↓

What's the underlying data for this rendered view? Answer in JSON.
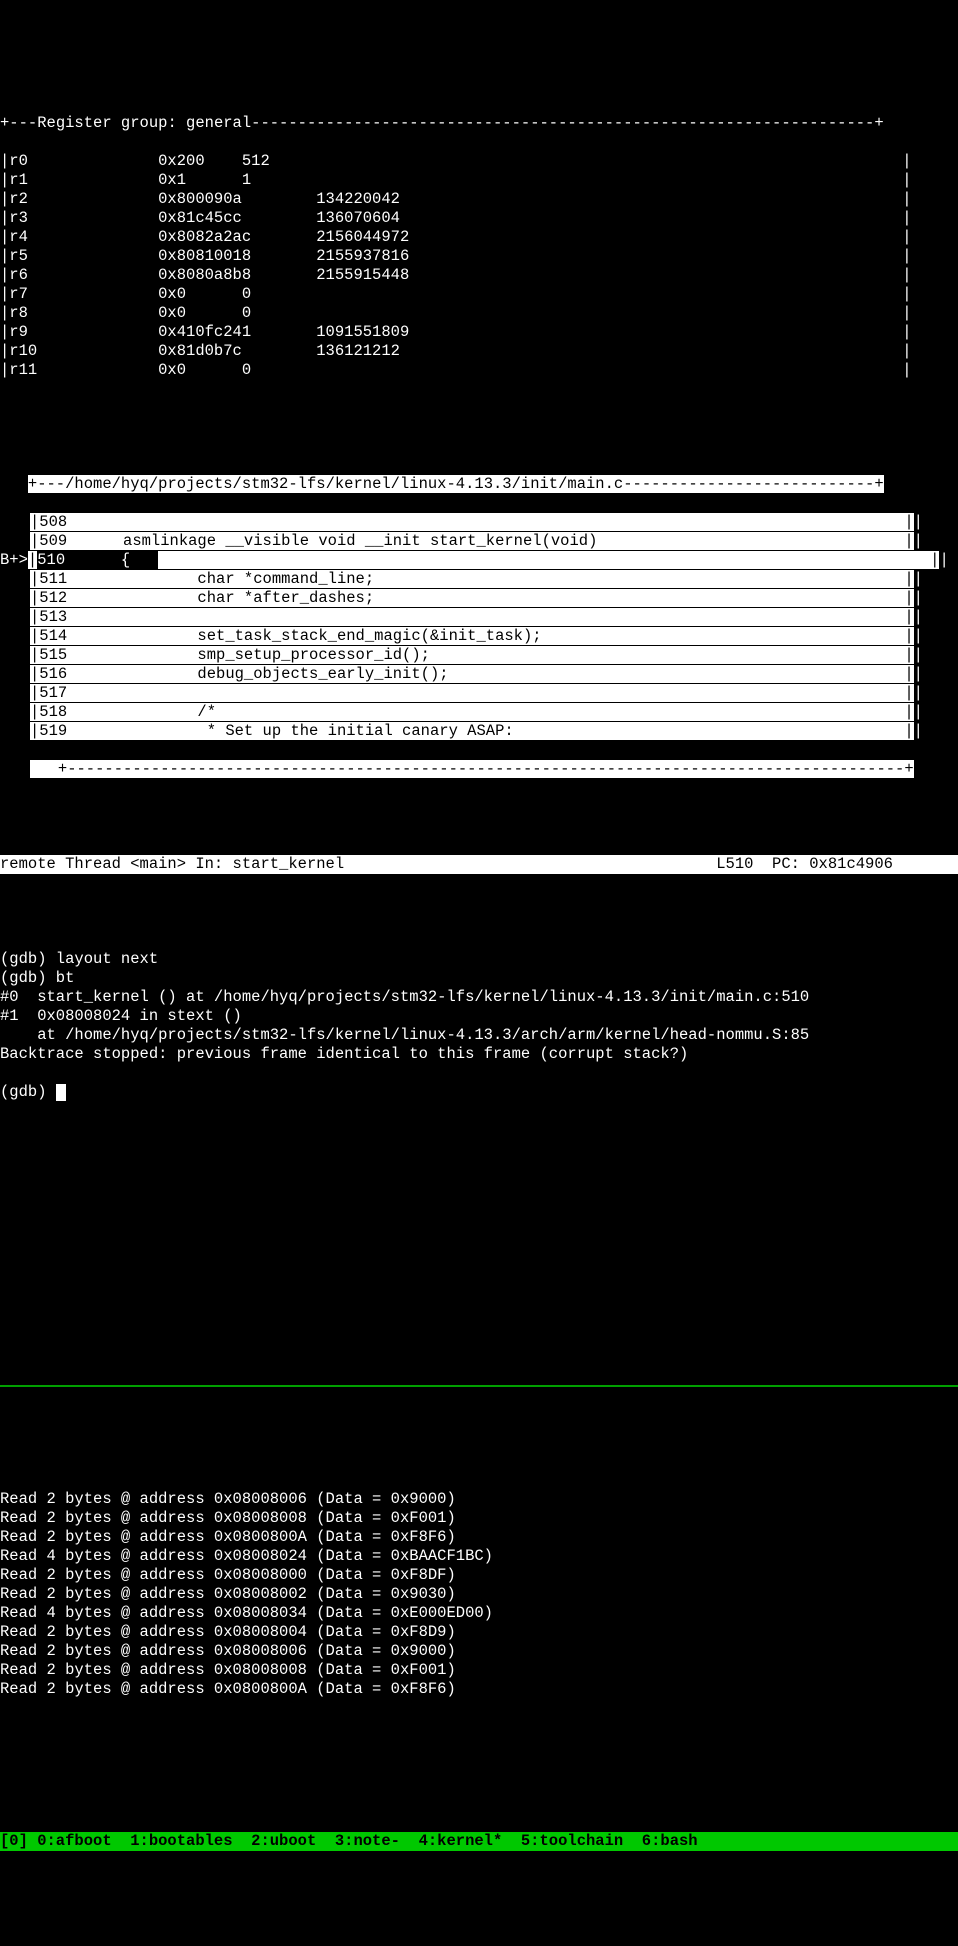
{
  "register_panel": {
    "title": "Register group: general",
    "rows": [
      {
        "name": "r0",
        "hex": "0x200",
        "dec": "512"
      },
      {
        "name": "r1",
        "hex": "0x1",
        "dec": "1"
      },
      {
        "name": "r2",
        "hex": "0x800090a",
        "dec": "134220042"
      },
      {
        "name": "r3",
        "hex": "0x81c45cc",
        "dec": "136070604"
      },
      {
        "name": "r4",
        "hex": "0x8082a2ac",
        "dec": "2156044972"
      },
      {
        "name": "r5",
        "hex": "0x80810018",
        "dec": "2155937816"
      },
      {
        "name": "r6",
        "hex": "0x8080a8b8",
        "dec": "2155915448"
      },
      {
        "name": "r7",
        "hex": "0x0",
        "dec": "0"
      },
      {
        "name": "r8",
        "hex": "0x0",
        "dec": "0"
      },
      {
        "name": "r9",
        "hex": "0x410fc241",
        "dec": "1091551809"
      },
      {
        "name": "r10",
        "hex": "0x81d0b7c",
        "dec": "136121212"
      },
      {
        "name": "r11",
        "hex": "0x0",
        "dec": "0"
      }
    ]
  },
  "source_panel": {
    "path": "/home/hyq/projects/stm32-lfs/kernel/linux-4.13.3/init/main.c",
    "breakpoint_marker": "B+>",
    "lines": [
      {
        "n": "508",
        "text": ""
      },
      {
        "n": "509",
        "text": "    asmlinkage __visible void __init start_kernel(void)"
      },
      {
        "n": "510",
        "text": "    {",
        "current": true
      },
      {
        "n": "511",
        "text": "            char *command_line;"
      },
      {
        "n": "512",
        "text": "            char *after_dashes;"
      },
      {
        "n": "513",
        "text": ""
      },
      {
        "n": "514",
        "text": "            set_task_stack_end_magic(&init_task);"
      },
      {
        "n": "515",
        "text": "            smp_setup_processor_id();"
      },
      {
        "n": "516",
        "text": "            debug_objects_early_init();"
      },
      {
        "n": "517",
        "text": ""
      },
      {
        "n": "518",
        "text": "            /*"
      },
      {
        "n": "519",
        "text": "             * Set up the initial canary ASAP:"
      }
    ]
  },
  "status_line": {
    "left": "remote Thread <main> In: start_kernel",
    "right": "L510  PC: 0x81c4906"
  },
  "gdb_console": {
    "prompt": "(gdb) ",
    "history": [
      "(gdb) layout next",
      "(gdb) bt",
      "#0  start_kernel () at /home/hyq/projects/stm32-lfs/kernel/linux-4.13.3/init/main.c:510",
      "#1  0x08008024 in stext ()",
      "    at /home/hyq/projects/stm32-lfs/kernel/linux-4.13.3/arch/arm/kernel/head-nommu.S:85",
      "Backtrace stopped: previous frame identical to this frame (corrupt stack?)"
    ]
  },
  "jlink_output": [
    "Read 2 bytes @ address 0x08008006 (Data = 0x9000)",
    "Read 2 bytes @ address 0x08008008 (Data = 0xF001)",
    "Read 2 bytes @ address 0x0800800A (Data = 0xF8F6)",
    "Read 4 bytes @ address 0x08008024 (Data = 0xBAACF1BC)",
    "Read 2 bytes @ address 0x08008000 (Data = 0xF8DF)",
    "Read 2 bytes @ address 0x08008002 (Data = 0x9030)",
    "Read 4 bytes @ address 0x08008034 (Data = 0xE000ED00)",
    "Read 2 bytes @ address 0x08008004 (Data = 0xF8D9)",
    "Read 2 bytes @ address 0x08008006 (Data = 0x9000)",
    "Read 2 bytes @ address 0x08008008 (Data = 0xF001)",
    "Read 2 bytes @ address 0x0800800A (Data = 0xF8F6)"
  ],
  "tmux": {
    "session": "[0]",
    "windows": [
      {
        "i": "0",
        "name": "afboot",
        "flag": ""
      },
      {
        "i": "1",
        "name": "bootables",
        "flag": ""
      },
      {
        "i": "2",
        "name": "uboot",
        "flag": ""
      },
      {
        "i": "3",
        "name": "note",
        "flag": "-"
      },
      {
        "i": "4",
        "name": "kernel",
        "flag": "*"
      },
      {
        "i": "5",
        "name": "toolchain",
        "flag": ""
      },
      {
        "i": "6",
        "name": "bash",
        "flag": ""
      }
    ]
  }
}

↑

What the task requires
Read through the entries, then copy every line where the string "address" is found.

Solution below
    "Read 2 bytes @ address 0x08008006 (Data = 0x9000)",
    "Read 2 bytes @ address 0x08008008 (Data = 0xF001)",
    "Read 2 bytes @ address 0x0800800A (Data = 0xF8F6)",
    "Read 4 bytes @ address 0x08008024 (Data = 0xBAACF1BC)",
    "Read 2 bytes @ address 0x08008000 (Data = 0xF8DF)",
    "Read 2 bytes @ address 0x08008002 (Data = 0x9030)",
    "Read 4 bytes @ address 0x08008034 (Data = 0xE000ED00)",
    "Read 2 bytes @ address 0x08008004 (Data = 0xF8D9)",
    "Read 2 bytes @ address 0x08008006 (Data = 0x9000)",
    "Read 2 bytes @ address 0x08008008 (Data = 0xF001)",
    "Read 2 bytes @ address 0x0800800A (Data = 0xF8F6)"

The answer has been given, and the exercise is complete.